when it’s your first time
When it’s your first time, you need to bathe in the energy of the ballpark like you’re washing yourself in the River Jordan. You need a bar with pictures of Yaz on the walls. You need the college kids sneaking sips of vodka from a water bottle. You need people in 20-year-old Nomar jerseys arguing about whatever Felger and Mazz are pretending to be angry about this week. The Baseball Tavern is your spot. Head to the roof where you can hear the pregame organ music from across the street, and where a miniature replica of the Fenway scoreboard ensures that the Yankees are always getting their asses kicked.
You know how Fox always has a camera in a bar during playoff games? The one they cut to after a Sox home run to show hundreds of strangers dousing themselves in overpriced light beer? That’s the Cask ’n Flagon. It’s so close to the ballpark that you might get hit by a batting practice homer while you’re waiting in line to get in. It’ll be crowded and rowdy inside, but that’ll just get you ready for the game.
When It’s Your 101st Time
While the bars immediately surrounding the ballpark are fun, eventually you’re going to get sick of waiting 15 minutes just to get a Solo cup filled with foamy beer. Get out of Kenmore Square and head to Bukowski’s on Dalton Street instead. You’ll get craft beers, proper glassware, a decent selection of bar burgers, and you’ll actually be able to sit down. It’s about a 10-minute walk to the ballpark from here, but you’ll be cutting through the Fens, so there’s nothing to complain about.
Audubon is even closer to the ballpark than Bukowski’s, but people must have some kind of phobia about crossing Beacon Street and the parking lots lining Brookline Ave, because it’s rarely uncomfortably crowded here before the game. Get here early enough and you can even grab a table on the bamboo-lined patio out back. With things like pork schnitzel, kale salad, and acorn squash with risotto, you don’t have to settle for bar food, either.

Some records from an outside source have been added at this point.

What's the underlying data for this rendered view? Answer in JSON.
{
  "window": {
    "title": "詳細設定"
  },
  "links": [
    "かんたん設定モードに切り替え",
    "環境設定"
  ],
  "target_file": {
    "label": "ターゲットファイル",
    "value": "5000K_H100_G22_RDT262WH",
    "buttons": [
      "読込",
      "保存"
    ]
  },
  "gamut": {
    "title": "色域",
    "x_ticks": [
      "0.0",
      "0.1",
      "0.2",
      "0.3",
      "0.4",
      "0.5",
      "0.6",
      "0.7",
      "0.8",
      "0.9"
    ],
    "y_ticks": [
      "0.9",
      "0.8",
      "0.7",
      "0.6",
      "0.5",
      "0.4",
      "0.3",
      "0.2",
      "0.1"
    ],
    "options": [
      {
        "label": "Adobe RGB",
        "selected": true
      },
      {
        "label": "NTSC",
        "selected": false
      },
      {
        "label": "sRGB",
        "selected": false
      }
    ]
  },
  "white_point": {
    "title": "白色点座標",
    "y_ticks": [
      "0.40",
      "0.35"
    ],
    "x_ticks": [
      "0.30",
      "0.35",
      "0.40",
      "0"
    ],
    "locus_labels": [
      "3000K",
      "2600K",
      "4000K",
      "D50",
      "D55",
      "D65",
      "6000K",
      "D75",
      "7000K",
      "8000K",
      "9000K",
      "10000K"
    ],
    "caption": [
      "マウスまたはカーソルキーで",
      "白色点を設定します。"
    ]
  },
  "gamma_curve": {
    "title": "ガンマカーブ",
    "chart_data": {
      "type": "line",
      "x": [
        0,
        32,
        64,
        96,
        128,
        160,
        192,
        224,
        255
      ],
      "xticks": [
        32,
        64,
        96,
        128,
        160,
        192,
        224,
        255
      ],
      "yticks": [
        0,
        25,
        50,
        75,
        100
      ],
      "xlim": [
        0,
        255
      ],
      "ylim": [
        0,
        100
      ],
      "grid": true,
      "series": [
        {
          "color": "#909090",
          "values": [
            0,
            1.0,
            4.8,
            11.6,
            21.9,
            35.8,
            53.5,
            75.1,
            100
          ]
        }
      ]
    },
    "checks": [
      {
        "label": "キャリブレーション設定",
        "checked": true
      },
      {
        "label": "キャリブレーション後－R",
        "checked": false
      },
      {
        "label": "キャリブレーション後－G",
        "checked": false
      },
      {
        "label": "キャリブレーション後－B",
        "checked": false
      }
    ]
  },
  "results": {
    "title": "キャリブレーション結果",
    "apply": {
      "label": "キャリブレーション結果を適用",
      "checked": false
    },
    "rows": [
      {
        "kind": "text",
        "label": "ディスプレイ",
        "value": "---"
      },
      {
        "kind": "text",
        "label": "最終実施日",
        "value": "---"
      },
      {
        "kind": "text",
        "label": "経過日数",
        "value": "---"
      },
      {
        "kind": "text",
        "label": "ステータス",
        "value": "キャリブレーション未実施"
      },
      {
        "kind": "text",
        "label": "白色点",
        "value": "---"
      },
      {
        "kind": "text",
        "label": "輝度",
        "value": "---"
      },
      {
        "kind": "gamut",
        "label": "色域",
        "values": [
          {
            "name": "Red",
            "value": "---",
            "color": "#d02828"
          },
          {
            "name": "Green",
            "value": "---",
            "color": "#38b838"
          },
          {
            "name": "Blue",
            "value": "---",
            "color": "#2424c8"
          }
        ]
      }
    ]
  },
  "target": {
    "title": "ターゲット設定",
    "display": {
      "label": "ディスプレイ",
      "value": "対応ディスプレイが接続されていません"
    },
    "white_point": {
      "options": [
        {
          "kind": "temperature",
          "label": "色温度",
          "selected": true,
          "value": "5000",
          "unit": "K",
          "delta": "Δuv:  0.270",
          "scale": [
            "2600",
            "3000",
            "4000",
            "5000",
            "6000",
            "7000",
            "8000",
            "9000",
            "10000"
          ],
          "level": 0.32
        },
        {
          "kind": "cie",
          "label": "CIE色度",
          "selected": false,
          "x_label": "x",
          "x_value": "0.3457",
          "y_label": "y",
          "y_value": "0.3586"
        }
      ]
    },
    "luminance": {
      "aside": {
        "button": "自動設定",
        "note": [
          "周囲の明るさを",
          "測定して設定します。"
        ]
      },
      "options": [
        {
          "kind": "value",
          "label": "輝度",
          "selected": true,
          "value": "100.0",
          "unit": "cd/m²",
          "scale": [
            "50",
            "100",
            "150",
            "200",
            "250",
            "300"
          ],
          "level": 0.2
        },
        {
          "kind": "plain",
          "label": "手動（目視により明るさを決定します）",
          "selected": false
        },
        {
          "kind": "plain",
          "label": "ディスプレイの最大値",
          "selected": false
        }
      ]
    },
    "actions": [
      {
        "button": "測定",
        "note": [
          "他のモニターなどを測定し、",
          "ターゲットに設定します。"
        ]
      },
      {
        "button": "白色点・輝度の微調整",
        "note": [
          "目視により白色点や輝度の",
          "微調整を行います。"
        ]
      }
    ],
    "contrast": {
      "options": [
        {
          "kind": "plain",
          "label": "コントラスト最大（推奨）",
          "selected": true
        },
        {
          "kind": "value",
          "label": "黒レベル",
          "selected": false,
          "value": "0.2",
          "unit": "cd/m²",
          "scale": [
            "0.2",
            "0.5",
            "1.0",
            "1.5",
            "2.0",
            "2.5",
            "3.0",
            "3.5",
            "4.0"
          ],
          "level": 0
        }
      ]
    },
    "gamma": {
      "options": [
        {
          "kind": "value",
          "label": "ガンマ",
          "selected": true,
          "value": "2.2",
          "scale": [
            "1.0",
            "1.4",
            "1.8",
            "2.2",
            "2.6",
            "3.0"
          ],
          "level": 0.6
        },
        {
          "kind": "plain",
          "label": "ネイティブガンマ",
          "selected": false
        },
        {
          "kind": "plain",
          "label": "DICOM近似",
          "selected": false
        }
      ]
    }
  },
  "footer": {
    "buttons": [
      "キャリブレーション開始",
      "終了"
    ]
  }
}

When You Care More About Eating Than Drinking, And You Planned Ahead
On any given night of the year it’s pretty hard to get into Island Creek in Kenmore Square. When the Sox are at home, it goes from regular-hard to looking-cool-while-putting-on-chap-stick hard. If you got your tickets a few weeks in advance, though, you should also think ahead to get a reservation here. Down several trays of oysters and the lobster pasta with the confidence that you won’t eat nearly as well inside the ballpark.
Eastern Standard is roughly the size of a coal-powered steamship, and yet it’s almost always packed. If you have the organizational foresight of the secretary of a Fortune 500 CEO, though, you might be able to think far enough ahead to book a pre-game table. If you do, you’ll get to enjoy a great brasserie menu with things like seared foie gras, grilled ribeyes, and a shellfish platter stocked with more seafood than the aquarium.
When You Care More About Eating Than Drinking, And You Didn’t Plan Ahead
Just because you can’t get into any of the neighborhood’s best sit-down restaurants, doesn’t mean you need to settle for fast food. Eventide is a fast-casual spot on Boylston filled with beer, wine, and a brown butter lobster roll that’s so good you’ll later consider leaving the game in the 7th inning to get another one. Order at the counter, have some great seafood, and make it into the ballpark in time for the first pitch.
Mei Mei is a bright fast-casual Asian fusion place in Audubon Circle, just far enough from the ballpark that you might be the only person in there wearing a jersey. The scallion pancake sandwiches are seriously good, the ma la cucumbers will leave your lips vibrating, and they serve beer and wine, too.
When You’re A Fan Of The Opposing Team
You’re going to have to get to Bleacher Bar early in order to get in, but as the old saying goes, the early bird gets to drink and stuff its face with fries while having a direct, field-level view of its team taking batting practice. As the name implies, Bleacher Bar is built directly into the centerfield bleachers, with only a wire garage door separating the players on the field from the fans licking hot sauce off their fingers. It’s definitely a little bit of a hassle to get in here and get a good table, but your team only comes to Fenway a couple of times a year, so it’s worth it to get a really good view of your guys stretching hamstrings on the field while the Sox take BP inside.
When You’re A Fan Of The Opposing Team And That Team Is The Yankees
It’s a Scottish place, we think. You’ll love it.